= Beginning of Section =
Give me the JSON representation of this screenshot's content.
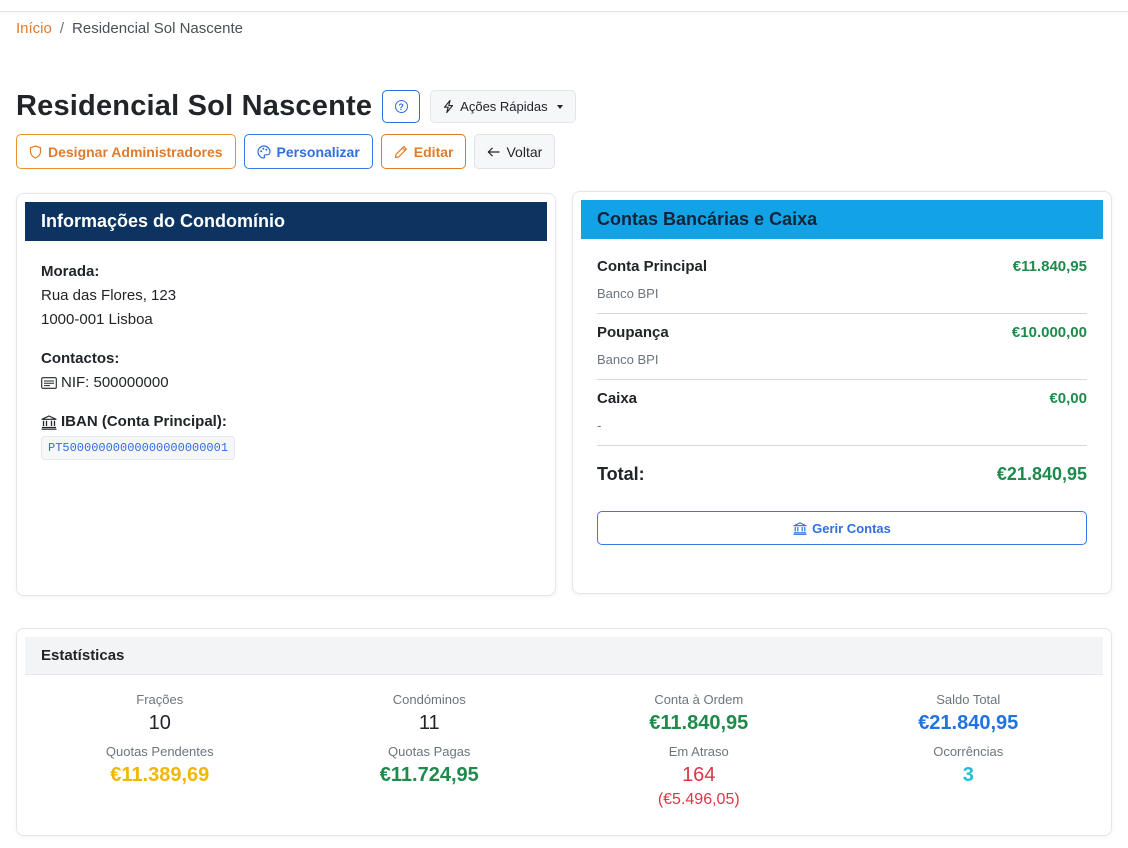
{
  "breadcrumb": {
    "home": "Início",
    "separator": "/",
    "current": "Residencial Sol Nascente"
  },
  "header": {
    "title": "Residencial Sol Nascente",
    "help_glyph": "?",
    "quick_actions_label": "Ações Rápidas"
  },
  "actions": {
    "designate_admins": "Designar Administradores",
    "customize": "Personalizar",
    "edit": "Editar",
    "back": "Voltar"
  },
  "info": {
    "title": "Informações do Condomínio",
    "address_label": "Morada:",
    "address_line1": "Rua das Flores, 123",
    "address_line2": "1000-001 Lisboa",
    "contacts_label": "Contactos:",
    "nif": "NIF: 500000000",
    "iban_label": "IBAN (Conta Principal):",
    "iban_value": "PT50000000000000000000001"
  },
  "bank": {
    "title": "Contas Bancárias e Caixa",
    "accounts": [
      {
        "name": "Conta Principal",
        "bank": "Banco BPI",
        "amount": "€11.840,95"
      },
      {
        "name": "Poupança",
        "bank": "Banco BPI",
        "amount": "€10.000,00"
      },
      {
        "name": "Caixa",
        "bank": "-",
        "amount": "€0,00"
      }
    ],
    "total_label": "Total:",
    "total_value": "€21.840,95",
    "manage_label": "Gerir Contas"
  },
  "stats": {
    "title": "Estatísticas",
    "items": [
      {
        "label": "Frações",
        "value": "10"
      },
      {
        "label": "Condóminos",
        "value": "11"
      },
      {
        "label": "Conta à Ordem",
        "value": "€11.840,95"
      },
      {
        "label": "Saldo Total",
        "value": "€21.840,95"
      },
      {
        "label": "Quotas Pendentes",
        "value": "€11.389,69"
      },
      {
        "label": "Quotas Pagas",
        "value": "€11.724,95"
      },
      {
        "label": "Em Atraso",
        "value": "164",
        "extra": "(€5.496,05)"
      },
      {
        "label": "Ocorrências",
        "value": "3"
      }
    ]
  },
  "colors": {
    "accent_orange": "#e07b2a",
    "accent_blue": "#2f6fdf",
    "info_header_bg": "#0d3460",
    "bank_header_bg": "#12a3e6",
    "money_green": "#1e8a4c",
    "alert_red": "#dc3545",
    "warning_yellow": "#f2b705",
    "info_cyan": "#1ec0d8"
  },
  "icons": {
    "help": "question-circle-icon",
    "quick_actions": "lightning-icon",
    "designate_admins": "shield-icon",
    "customize": "palette-icon",
    "edit": "pencil-icon",
    "back": "arrow-left-icon",
    "nif": "id-card-icon",
    "iban": "bank-icon",
    "manage_accounts": "bank-icon"
  }
}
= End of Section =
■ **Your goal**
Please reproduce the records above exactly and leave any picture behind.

■ **Written solution**
Give me the JSON representation of this screenshot's content.
{
  "breadcrumb": {
    "home": "Início",
    "separator": "/",
    "current": "Residencial Sol Nascente"
  },
  "header": {
    "title": "Residencial Sol Nascente",
    "help_glyph": "?",
    "quick_actions_label": "Ações Rápidas"
  },
  "actions": {
    "designate_admins": "Designar Administradores",
    "customize": "Personalizar",
    "edit": "Editar",
    "back": "Voltar"
  },
  "info": {
    "title": "Informações do Condomínio",
    "address_label": "Morada:",
    "address_line1": "Rua das Flores, 123",
    "address_line2": "1000-001 Lisboa",
    "contacts_label": "Contactos:",
    "nif": "NIF: 500000000",
    "iban_label": "IBAN (Conta Principal):",
    "iban_value": "PT50000000000000000000001"
  },
  "bank": {
    "title": "Contas Bancárias e Caixa",
    "accounts": [
      {
        "name": "Conta Principal",
        "bank": "Banco BPI",
        "amount": "€11.840,95"
      },
      {
        "name": "Poupança",
        "bank": "Banco BPI",
        "amount": "€10.000,00"
      },
      {
        "name": "Caixa",
        "bank": "-",
        "amount": "€0,00"
      }
    ],
    "total_label": "Total:",
    "total_value": "€21.840,95",
    "manage_label": "Gerir Contas"
  },
  "stats": {
    "title": "Estatísticas",
    "items": [
      {
        "label": "Frações",
        "value": "10"
      },
      {
        "label": "Condóminos",
        "value": "11"
      },
      {
        "label": "Conta à Ordem",
        "value": "€11.840,95"
      },
      {
        "label": "Saldo Total",
        "value": "€21.840,95"
      },
      {
        "label": "Quotas Pendentes",
        "value": "€11.389,69"
      },
      {
        "label": "Quotas Pagas",
        "value": "€11.724,95"
      },
      {
        "label": "Em Atraso",
        "value": "164",
        "extra": "(€5.496,05)"
      },
      {
        "label": "Ocorrências",
        "value": "3"
      }
    ]
  },
  "colors": {
    "accent_orange": "#e07b2a",
    "accent_blue": "#2f6fdf",
    "info_header_bg": "#0d3460",
    "bank_header_bg": "#12a3e6",
    "money_green": "#1e8a4c",
    "alert_red": "#dc3545",
    "warning_yellow": "#f2b705",
    "info_cyan": "#1ec0d8"
  },
  "icons": {
    "help": "question-circle-icon",
    "quick_actions": "lightning-icon",
    "designate_admins": "shield-icon",
    "customize": "palette-icon",
    "edit": "pencil-icon",
    "back": "arrow-left-icon",
    "nif": "id-card-icon",
    "iban": "bank-icon",
    "manage_accounts": "bank-icon"
  }
}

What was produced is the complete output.